Here's a little article I wrote about how to create consistency of characters in a feature film, and working in different styles of animation. This is something I'm dealing with a lot right now; the humans on Toy Story 3 are designed, and therefore animated, in a very naturalistic way. I couldn't animate a Toy Story human the same way I animate a Ratatouille human, for example. On Ratatouille the characters were a lot more stylized, so we could push their performances further and get pretty broad with them. On TS3, I find I'm relying on video reference a lot more, and having to work harder to get the mechanics and weight just right.
It's always important to listen to your director an supervisors, and pay attention to what other animators are doing with the characters.
Thats definitely must be one of the most difficult things in animation I believe and also making a film look as if it was animated by only 1 animator because the attitudes and how a character reacts to certain situation is really difficult also.
Good luck on Toy Story 3!
I'm sorry, I'm a little bit out of the article you wrote (in spite of the fact that it intersts me!!) But I would like to have your e mail, because I made a short movie, and I would like to have your feedback on it! I'm really sorry to ask it here... it seems to be out of place, but that's the only thing I can do to speak with you!ReplyDelete
"TS3".....luv it...it sounds good:)ReplyDelete
Guys, where do you start .. I want to animate very simple stories.. animal stories.. African storiesReplyDelete
Victor, I am a fun since around 2001 when I first come across the blitz's
3d max or A:M?
Thank you guys...
Gichuru, your question is completely off-topic so try to keep in-topic next time. There are more adequate places to ask that..ReplyDelete
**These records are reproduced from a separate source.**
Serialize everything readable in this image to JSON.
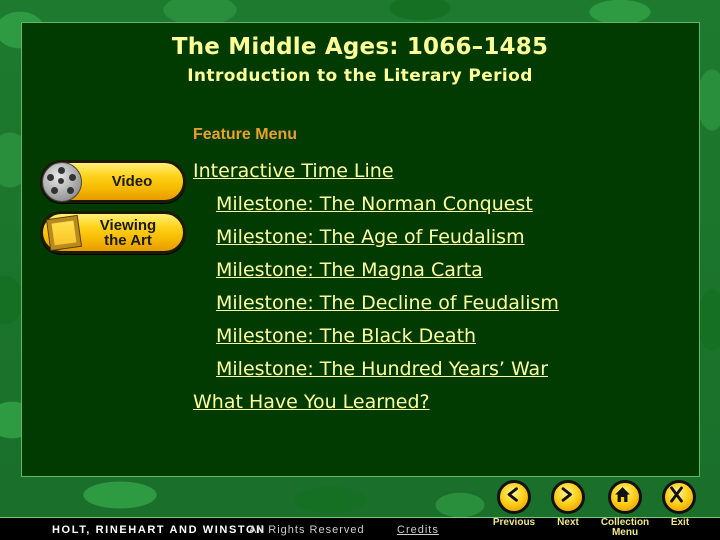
{
  "header": {
    "title": "The Middle Ages: 1066–1485",
    "subtitle": "Introduction to the Literary Period"
  },
  "feature_menu": {
    "heading": "Feature Menu",
    "buttons": [
      {
        "label": "Video",
        "icon": "film-reel-icon"
      },
      {
        "label": "Viewing the Art",
        "icon": "picture-frame-icon"
      }
    ],
    "links": [
      {
        "label": "Interactive Time Line",
        "indent": false
      },
      {
        "label": "Milestone: The Norman Conquest",
        "indent": true
      },
      {
        "label": "Milestone: The Age of Feudalism",
        "indent": true
      },
      {
        "label": "Milestone: The Magna Carta",
        "indent": true
      },
      {
        "label": "Milestone: The Decline of Feudalism",
        "indent": true
      },
      {
        "label": "Milestone: The Black Death",
        "indent": true
      },
      {
        "label": "Milestone: The Hundred Years’ War",
        "indent": true
      },
      {
        "label": "What Have You Learned?",
        "indent": false
      }
    ]
  },
  "footer": {
    "publisher": "HOLT, RINEHART AND WINSTON",
    "rights": "All Rights Reserved",
    "credits": "Credits"
  },
  "nav": [
    {
      "label": "Previous",
      "icon": "chevron-left-icon"
    },
    {
      "label": "Next",
      "icon": "chevron-right-icon"
    },
    {
      "label": "Collection Menu",
      "icon": "home-icon"
    },
    {
      "label": "Exit",
      "icon": "close-icon"
    }
  ],
  "colors": {
    "panel_bg": "#023b02",
    "title_text": "#ffff99",
    "feature_heading": "#e8a030",
    "link_text": "#ffffa0",
    "button_gold": "#ffd21a"
  }
}
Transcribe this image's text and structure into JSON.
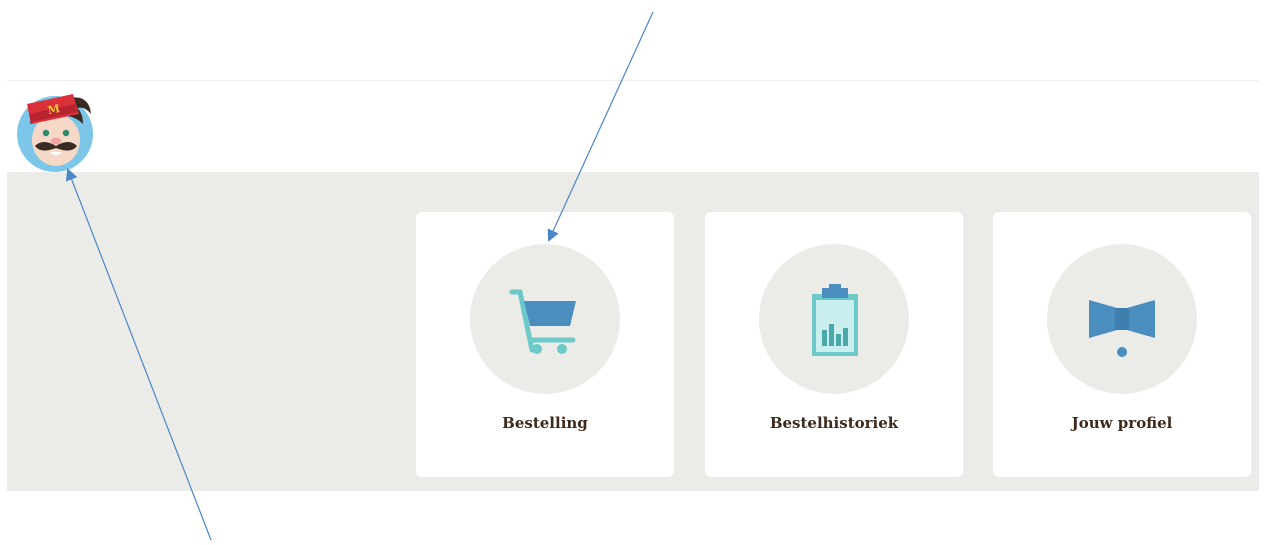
{
  "header": {
    "logo_icon": "mascot-logo-icon",
    "logo_letter": "M"
  },
  "cards": [
    {
      "label": "Bestelling",
      "icon": "cart-icon"
    },
    {
      "label": "Bestelhistoriek",
      "icon": "clipboard-chart-icon"
    },
    {
      "label": "Jouw profiel",
      "icon": "bow-tie-icon"
    }
  ],
  "colors": {
    "panel_bg": "#ebebe8",
    "card_bg": "#ffffff",
    "label": "#3d2a1c",
    "icon_blue": "#4a8ec0",
    "icon_teal": "#6dc9c9",
    "mascot_blue": "#7cc6ea",
    "mascot_hat": "#d9303a",
    "annotation_arrow": "#4a86c8"
  },
  "annotations": [
    {
      "name": "arrow-to-bestelling"
    },
    {
      "name": "arrow-to-logo"
    }
  ]
}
That said: Autodesk Maya. All the way. Quite likely the best, most complete and most popular 3d animation software available.